§ WORK ORDER: From the first line to the last, copy the data below word for word.

(Items from a dataset)
- - - -
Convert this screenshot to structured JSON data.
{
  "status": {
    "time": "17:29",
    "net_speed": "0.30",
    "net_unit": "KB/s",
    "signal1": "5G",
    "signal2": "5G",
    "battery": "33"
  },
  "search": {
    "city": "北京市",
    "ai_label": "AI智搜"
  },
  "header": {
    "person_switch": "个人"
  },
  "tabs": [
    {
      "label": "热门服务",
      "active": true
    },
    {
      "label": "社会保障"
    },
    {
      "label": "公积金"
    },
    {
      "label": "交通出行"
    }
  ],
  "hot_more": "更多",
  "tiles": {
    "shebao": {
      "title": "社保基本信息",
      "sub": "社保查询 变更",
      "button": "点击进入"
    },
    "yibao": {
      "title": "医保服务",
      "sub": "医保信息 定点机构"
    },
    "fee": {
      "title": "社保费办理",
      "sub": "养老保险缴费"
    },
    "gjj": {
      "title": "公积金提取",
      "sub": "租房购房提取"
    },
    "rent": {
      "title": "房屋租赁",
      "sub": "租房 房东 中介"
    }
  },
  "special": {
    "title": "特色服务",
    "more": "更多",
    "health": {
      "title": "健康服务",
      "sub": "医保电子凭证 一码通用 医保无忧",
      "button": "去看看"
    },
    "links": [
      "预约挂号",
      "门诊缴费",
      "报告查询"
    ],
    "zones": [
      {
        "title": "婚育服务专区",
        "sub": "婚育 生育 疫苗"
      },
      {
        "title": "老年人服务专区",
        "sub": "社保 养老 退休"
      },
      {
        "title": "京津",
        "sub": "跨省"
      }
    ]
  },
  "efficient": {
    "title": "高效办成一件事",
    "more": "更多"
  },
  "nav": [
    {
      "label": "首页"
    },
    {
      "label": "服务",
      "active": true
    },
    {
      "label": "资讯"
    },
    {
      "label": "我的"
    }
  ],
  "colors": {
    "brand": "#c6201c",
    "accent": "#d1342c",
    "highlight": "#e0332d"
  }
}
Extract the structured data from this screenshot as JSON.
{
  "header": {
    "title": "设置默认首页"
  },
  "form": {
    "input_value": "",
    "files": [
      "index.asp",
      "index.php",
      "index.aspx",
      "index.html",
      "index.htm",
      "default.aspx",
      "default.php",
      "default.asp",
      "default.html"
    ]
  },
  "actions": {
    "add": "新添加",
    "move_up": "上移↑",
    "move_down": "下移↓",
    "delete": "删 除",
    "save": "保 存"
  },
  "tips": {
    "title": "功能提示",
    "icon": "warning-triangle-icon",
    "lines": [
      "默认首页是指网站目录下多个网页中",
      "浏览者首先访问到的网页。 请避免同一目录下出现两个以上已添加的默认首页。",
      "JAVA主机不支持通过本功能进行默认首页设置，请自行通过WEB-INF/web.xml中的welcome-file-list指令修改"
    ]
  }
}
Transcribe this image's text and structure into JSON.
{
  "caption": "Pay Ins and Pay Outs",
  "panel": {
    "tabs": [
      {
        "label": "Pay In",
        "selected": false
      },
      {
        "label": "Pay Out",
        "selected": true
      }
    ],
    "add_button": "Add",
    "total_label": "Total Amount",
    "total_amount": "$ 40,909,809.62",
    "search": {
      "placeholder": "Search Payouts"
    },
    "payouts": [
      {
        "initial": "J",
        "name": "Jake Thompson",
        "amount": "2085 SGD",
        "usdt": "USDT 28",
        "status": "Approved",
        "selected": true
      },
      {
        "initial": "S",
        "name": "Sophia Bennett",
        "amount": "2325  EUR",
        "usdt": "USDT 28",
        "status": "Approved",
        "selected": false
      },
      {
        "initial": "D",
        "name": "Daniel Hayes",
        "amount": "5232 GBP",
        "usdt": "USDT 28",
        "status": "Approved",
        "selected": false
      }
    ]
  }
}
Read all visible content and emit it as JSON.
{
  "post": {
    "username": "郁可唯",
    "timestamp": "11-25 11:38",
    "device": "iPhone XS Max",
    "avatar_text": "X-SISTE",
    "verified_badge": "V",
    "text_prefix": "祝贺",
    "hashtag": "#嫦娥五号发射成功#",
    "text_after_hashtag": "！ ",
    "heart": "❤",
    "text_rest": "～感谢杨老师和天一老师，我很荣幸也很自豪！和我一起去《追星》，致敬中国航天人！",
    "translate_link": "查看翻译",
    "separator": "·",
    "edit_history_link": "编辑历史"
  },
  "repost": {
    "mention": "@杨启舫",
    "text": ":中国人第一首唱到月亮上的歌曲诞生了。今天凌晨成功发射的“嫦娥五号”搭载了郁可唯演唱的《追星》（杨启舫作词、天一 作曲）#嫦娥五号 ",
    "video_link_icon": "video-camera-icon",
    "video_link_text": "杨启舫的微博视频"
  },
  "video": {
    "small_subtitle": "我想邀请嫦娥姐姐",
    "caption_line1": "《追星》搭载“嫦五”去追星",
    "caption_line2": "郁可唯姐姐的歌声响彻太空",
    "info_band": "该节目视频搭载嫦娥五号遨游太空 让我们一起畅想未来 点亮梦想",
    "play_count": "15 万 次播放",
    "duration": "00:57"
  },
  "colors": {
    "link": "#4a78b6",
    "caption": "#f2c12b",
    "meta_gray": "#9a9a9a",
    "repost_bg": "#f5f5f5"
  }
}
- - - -
§ RESPONSE:
Convert this screenshot to structured JSON data.
{
  "status": {
    "time": "17:29",
    "net_speed": "0.30",
    "net_unit": "KB/s",
    "signal1": "5G",
    "signal2": "5G",
    "battery": "33"
  },
  "search": {
    "city": "北京市",
    "ai_label": "AI智搜"
  },
  "header": {
    "person_switch": "个人"
  },
  "tabs": [
    {
      "label": "热门服务",
      "active": true
    },
    {
      "label": "社会保障"
    },
    {
      "label": "公积金"
    },
    {
      "label": "交通出行"
    }
  ],
  "hot_more": "更多",
  "tiles": {
    "shebao": {
      "title": "社保基本信息",
      "sub": "社保查询 变更",
      "button": "点击进入"
    },
    "yibao": {
      "title": "医保服务",
      "sub": "医保信息 定点机构"
    },
    "fee": {
      "title": "社保费办理",
      "sub": "养老保险缴费"
    },
    "gjj": {
      "title": "公积金提取",
      "sub": "租房购房提取"
    },
    "rent": {
      "title": "房屋租赁",
      "sub": "租房 房东 中介"
    }
  },
  "special": {
    "title": "特色服务",
    "more": "更多",
    "health": {
      "title": "健康服务",
      "sub": "医保电子凭证 一码通用 医保无忧",
      "button": "去看看"
    },
    "links": [
      "预约挂号",
      "门诊缴费",
      "报告查询"
    ],
    "zones": [
      {
        "title": "婚育服务专区",
        "sub": "婚育 生育 疫苗"
      },
      {
        "title": "老年人服务专区",
        "sub": "社保 养老 退休"
      },
      {
        "title": "京津",
        "sub": "跨省"
      }
    ]
  },
  "efficient": {
    "title": "高效办成一件事",
    "more": "更多"
  },
  "nav": [
    {
      "label": "首页"
    },
    {
      "label": "服务",
      "active": true
    },
    {
      "label": "资讯"
    },
    {
      "label": "我的"
    }
  ],
  "colors": {
    "brand": "#c6201c",
    "accent": "#d1342c",
    "highlight": "#e0332d"
  }
}
Extract the structured data from this screenshot as JSON.
{
  "header": {
    "title": "设置默认首页"
  },
  "form": {
    "input_value": "",
    "files": [
      "index.asp",
      "index.php",
      "index.aspx",
      "index.html",
      "index.htm",
      "default.aspx",
      "default.php",
      "default.asp",
      "default.html"
    ]
  },
  "actions": {
    "add": "新添加",
    "move_up": "上移↑",
    "move_down": "下移↓",
    "delete": "删 除",
    "save": "保 存"
  },
  "tips": {
    "title": "功能提示",
    "icon": "warning-triangle-icon",
    "lines": [
      "默认首页是指网站目录下多个网页中",
      "浏览者首先访问到的网页。 请避免同一目录下出现两个以上已添加的默认首页。",
      "JAVA主机不支持通过本功能进行默认首页设置，请自行通过WEB-INF/web.xml中的welcome-file-list指令修改"
    ]
  }
}
Transcribe this image's text and structure into JSON.
{
  "caption": "Pay Ins and Pay Outs",
  "panel": {
    "tabs": [
      {
        "label": "Pay In",
        "selected": false
      },
      {
        "label": "Pay Out",
        "selected": true
      }
    ],
    "add_button": "Add",
    "total_label": "Total Amount",
    "total_amount": "$ 40,909,809.62",
    "search": {
      "placeholder": "Search Payouts"
    },
    "payouts": [
      {
        "initial": "J",
        "name": "Jake Thompson",
        "amount": "2085 SGD",
        "usdt": "USDT 28",
        "status": "Approved",
        "selected": true
      },
      {
        "initial": "S",
        "name": "Sophia Bennett",
        "amount": "2325  EUR",
        "usdt": "USDT 28",
        "status": "Approved",
        "selected": false
      },
      {
        "initial": "D",
        "name": "Daniel Hayes",
        "amount": "5232 GBP",
        "usdt": "USDT 28",
        "status": "Approved",
        "selected": false
      }
    ]
  }
}
Read all visible content and emit it as JSON.
{
  "post": {
    "username": "郁可唯",
    "timestamp": "11-25 11:38",
    "device": "iPhone XS Max",
    "avatar_text": "X-SISTE",
    "verified_badge": "V",
    "text_prefix": "祝贺",
    "hashtag": "#嫦娥五号发射成功#",
    "text_after_hashtag": "！ ",
    "heart": "❤",
    "text_rest": "～感谢杨老师和天一老师，我很荣幸也很自豪！和我一起去《追星》，致敬中国航天人！",
    "translate_link": "查看翻译",
    "separator": "·",
    "edit_history_link": "编辑历史"
  },
  "repost": {
    "mention": "@杨启舫",
    "text": ":中国人第一首唱到月亮上的歌曲诞生了。今天凌晨成功发射的“嫦娥五号”搭载了郁可唯演唱的《追星》（杨启舫作词、天一 作曲）#嫦娥五号 ",
    "video_link_icon": "video-camera-icon",
    "video_link_text": "杨启舫的微博视频"
  },
  "video": {
    "small_subtitle": "我想邀请嫦娥姐姐",
    "caption_line1": "《追星》搭载“嫦五”去追星",
    "caption_line2": "郁可唯姐姐的歌声响彻太空",
    "info_band": "该节目视频搭载嫦娥五号遨游太空 让我们一起畅想未来 点亮梦想",
    "play_count": "15 万 次播放",
    "duration": "00:57"
  },
  "colors": {
    "link": "#4a78b6",
    "caption": "#f2c12b",
    "meta_gray": "#9a9a9a",
    "repost_bg": "#f5f5f5"
  }
}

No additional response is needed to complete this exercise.